Screening in memory of Kuroki Kazuo, Matsukawa Yasuo and Matsumura Teizo
“It’s Antonioni! It’s Bergman! It’s Fellini!” I screamed in my school days, when a film appeared in Japan that was as revolutionary as any foreign film. That film was Silence Has No Wings. It smashed the conventional wisdom of Japanese cinema, which had fallen into the rut of narrative, and when it was released in ATG theatres at the time, it made a deep impression on film fans. Kuroki Kazuo used the teenage experiences of Matsukawa Yasuo as a motif, and the script, the direction, and the photography in the film he made all seemed to be a crystallization of his team’s young talent. I became acquainted with Kuroki in the mid-seventies. At the time Oishi Yozo, who had launched the Paulier Kikaku publishing company with a bang, had a hit with a film-trailer contest in Tokyo, and he wanted to do it in Osaka too, so I was helping him. Kuroki came as a guest together with Harada Yoshio, who starred in The Assassination of Ryoma. Things went well enough until the screening finished and we entered a bar by their hotel. When we saw the bill, we were shocked. Oishi and I did not have enough money on us, but Kuroki generously paid. Just like a true film director, I thought. Later on, at the mourning service for Yamanaka Sadao, which is held every year at the Daioji Temple in Kyoto, I was allowed to sit beside big names like Kato Tai, Okuda Hisashi, Miyagawa Kazuo, and Takizawa Osamu, and I was very glad to have the opportunity of a friendly chat with Kuroki as well.

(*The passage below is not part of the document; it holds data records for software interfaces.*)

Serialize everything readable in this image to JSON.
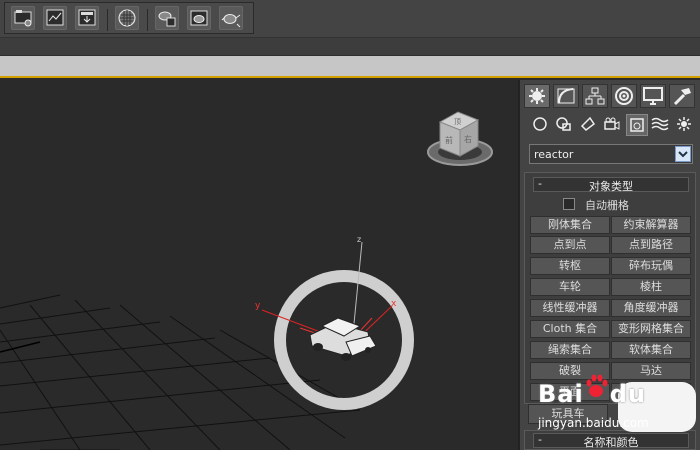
{
  "toolbar": {
    "buttons": [
      {
        "icon": "render-setup-icon"
      },
      {
        "icon": "rendered-frame-window-icon"
      },
      {
        "icon": "render-production-icon"
      },
      {
        "icon": "material-editor-icon"
      },
      {
        "icon": "render-iterative-icon"
      },
      {
        "icon": "active-shade-icon"
      },
      {
        "icon": "render-teapot-icon"
      }
    ]
  },
  "command_panel": {
    "tabs": [
      "create-tab",
      "modify-tab",
      "hierarchy-tab",
      "motion-tab",
      "display-tab",
      "utilities-tab"
    ],
    "subtabs": [
      "geometry",
      "shapes",
      "lights",
      "cameras",
      "helpers",
      "space-warps",
      "systems"
    ],
    "category_value": "reactor",
    "object_type": {
      "title": "对象类型",
      "collapse_symbol": "-",
      "autogrid_label": "自动栅格",
      "autogrid_checked": false,
      "buttons": [
        [
          "刚体集合",
          "约束解算器"
        ],
        [
          "点到点",
          "点到路径"
        ],
        [
          "转枢",
          "碎布玩偶"
        ],
        [
          "车轮",
          "棱柱"
        ],
        [
          "线性缓冲器",
          "角度缓冲器"
        ],
        [
          "Cloth 集合",
          "变形网格集合"
        ],
        [
          "绳索集合",
          "软体集合"
        ],
        [
          "破裂",
          "马达"
        ],
        [
          "平面",
          ""
        ]
      ],
      "extra_button": "玩具车"
    },
    "name_color": {
      "title": "名称和颜色",
      "collapse_symbol": "-"
    }
  },
  "viewport": {
    "axis_labels": {
      "x": "x",
      "y": "y",
      "z": "z"
    },
    "viewcube_faces": {
      "front": "前",
      "top": "顶",
      "right": "右"
    }
  },
  "watermark": {
    "logo": "Bai",
    "logo_tail": "du",
    "site": "jingyan.baidu.com"
  }
}
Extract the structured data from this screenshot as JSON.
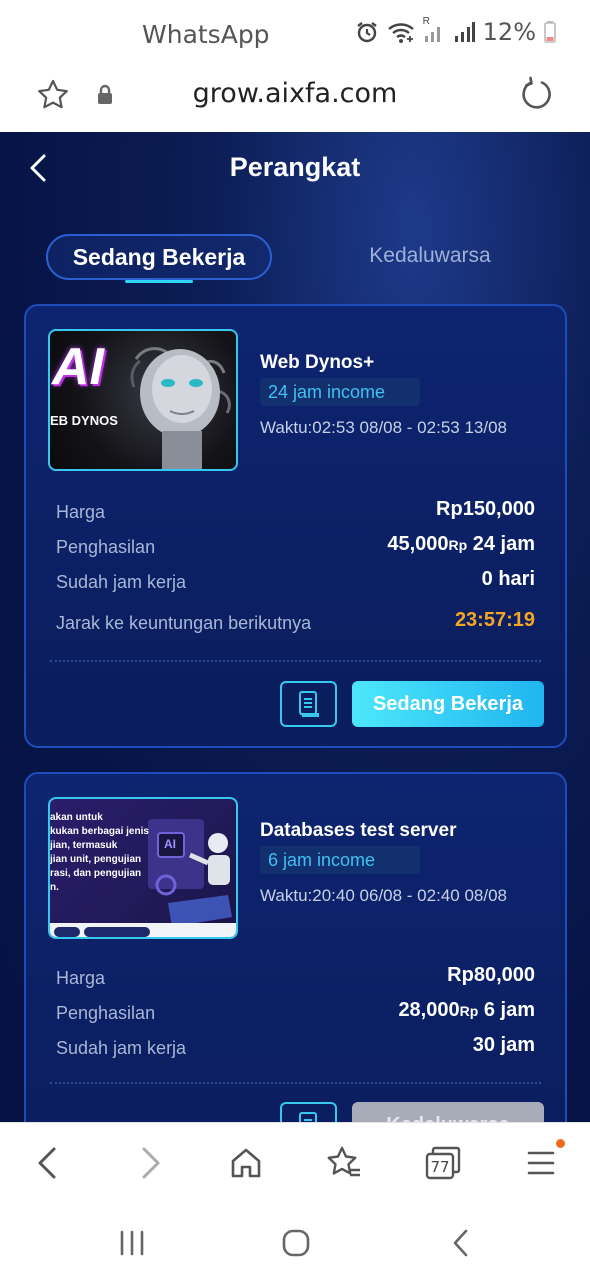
{
  "status_bar": {
    "app_name": "WhatsApp",
    "battery": "12%",
    "signal_roaming": "R"
  },
  "url_bar": {
    "url": "grow.aixfa.com"
  },
  "header": {
    "title": "Perangkat"
  },
  "tabs": [
    {
      "label": "Sedang Bekerja",
      "active": true
    },
    {
      "label": "Kedaluwarsa",
      "active": false
    }
  ],
  "cards": [
    {
      "thumb_text_big": "AI",
      "thumb_text_small": "EB DYNOS",
      "name": "Web Dynos+",
      "income_badge": "24 jam income",
      "time": "Waktu:02:53 08/08 - 02:53 13/08",
      "rows": [
        {
          "label": "Harga",
          "value": "Rp150,000"
        },
        {
          "label": "Penghasilan",
          "amount": "45,000",
          "currency": "Rp",
          "period": "24 jam"
        },
        {
          "label": "Sudah jam kerja",
          "value": "0 hari"
        },
        {
          "label": "Jarak ke keuntungan berikutnya",
          "value": "23:57:19"
        }
      ],
      "button_label": "Sedang Bekerja"
    },
    {
      "thumb_lines": [
        "akan untuk",
        "kukan berbagai jenis",
        "jian, termasuk",
        "jian unit, pengujian",
        "rasi, dan pengujian",
        "n."
      ],
      "thumb_badge": "AI",
      "name": "Databases test server",
      "income_badge": "6 jam income",
      "time": "Waktu:20:40 06/08 - 02:40 08/08",
      "rows": [
        {
          "label": "Harga",
          "value": "Rp80,000"
        },
        {
          "label": "Penghasilan",
          "amount": "28,000",
          "currency": "Rp",
          "period": "6 jam"
        },
        {
          "label": "Sudah jam kerja",
          "value": "30 jam"
        }
      ],
      "button_label": "Kedaluwarsa"
    }
  ],
  "browser_nav": {
    "tabs_count": "77"
  },
  "colors": {
    "accent_cyan": "#37c8f0",
    "countdown": "#f5a623",
    "background": "#061447"
  }
}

As for my acquaintance with Matsukawa Yasuo, since I was in charge of the retrospective of Japanese documentary films at the YIDFF, he lent me films any number of times, provided me with manuscripts, and was kind enough to contact me when he came to Osaka. In short, he was a very kind man. With the deaths of these two exceptional talents Kuroki and Matsukawa, and the recent deaths of Antonioni and Bergman, I am saddened at the loss of directors who left a mark on my youth. But I also feel a sense of gratitude that I was able to see their works when they premiered.
(During the editing of this catalog we received the sad news of the death of Matsumura Teizo. We would like to express our sincere respect for the excellent compositions and numerous film scores left behind by Mr. Matsumura.)
Born in 1930 in Matsuzaka, Mie Prefecture, Kuroki joined Iwanami Productions in 1954 as assistant director, becoming a director in 1957, with many films to his credit, including Hokkaido, My Love (1962). He started his independent career in 1962. Kuroki was involved not only with documentaries but also with feature films, and is regarded as one of the most prominent filmmakers associated with the Art Theater Guild in the 1970s, earning high critical acclaim with such masterpieces as A Cuban Lover (1969), The Assassination of Ryoma (1974), and Warming Up for the Festival (1975). He released Roningai in 1990, and in 2000 was showered with praise for his first new film in ten years, Pickpocket. The Face of Jizo, the third part of his war-requiem trilogy following Tomorrow (1988) and A Boy’s Summer in 1945 (2003), was released in 2004 to popular acclaim. He received numerous film awards, including the Mainichi Film Concours Director’s Award. Kuroki served as a juror for the International Competition at YIDFF in 2001. After completing The Youth of Etsuko Kamiya (2006), he passed away on April 12th, 2006.
Silence Has No Wings(“Tobenai chinmoku”)
JAPAN / 1966 / Japanese / B&W / 16mm (Original: 35mm) / 100 min / Subtitled in English
Director: Kuroki Kazuo
Script: Matsukawa Yasuo, Iwasa Hisaya, Kuroki Kazuo
Photography: Suzuki Tatsuo
Music: Matsumura Teizo
Art Direction: Yamashita Hiroshi
Producers: Horiba Shinsei, Miwa Koichi
Planning: Ogasawara Motoo
Cast: Kaga Mariko, Hiranaka Minoru, Ozawa Shoichi, Toura Rokko, Sazanka Kyu
Production Company: Nippon Eiga Shinsha
Source: The Japan Foundation
A young insect buff from Hokkaido captures a Papilio memnon butterfly, which is not supposed to be present in that area. The larva of a Papilio memnon sticks to someone in Nagasaki and sets out on a journey to the east. As the larva travels to Hagi, Hiroshima, Kyoto, Osaka, Hong Kong, Yokohama, and Tokyo, various loves and human dramas unfold. This first feature film by Kuroki Kazuo, based on a story by Matsukawa Yasuo, offers a new kind of sensation previously not found in cinema. With music by Matsumura Teizo.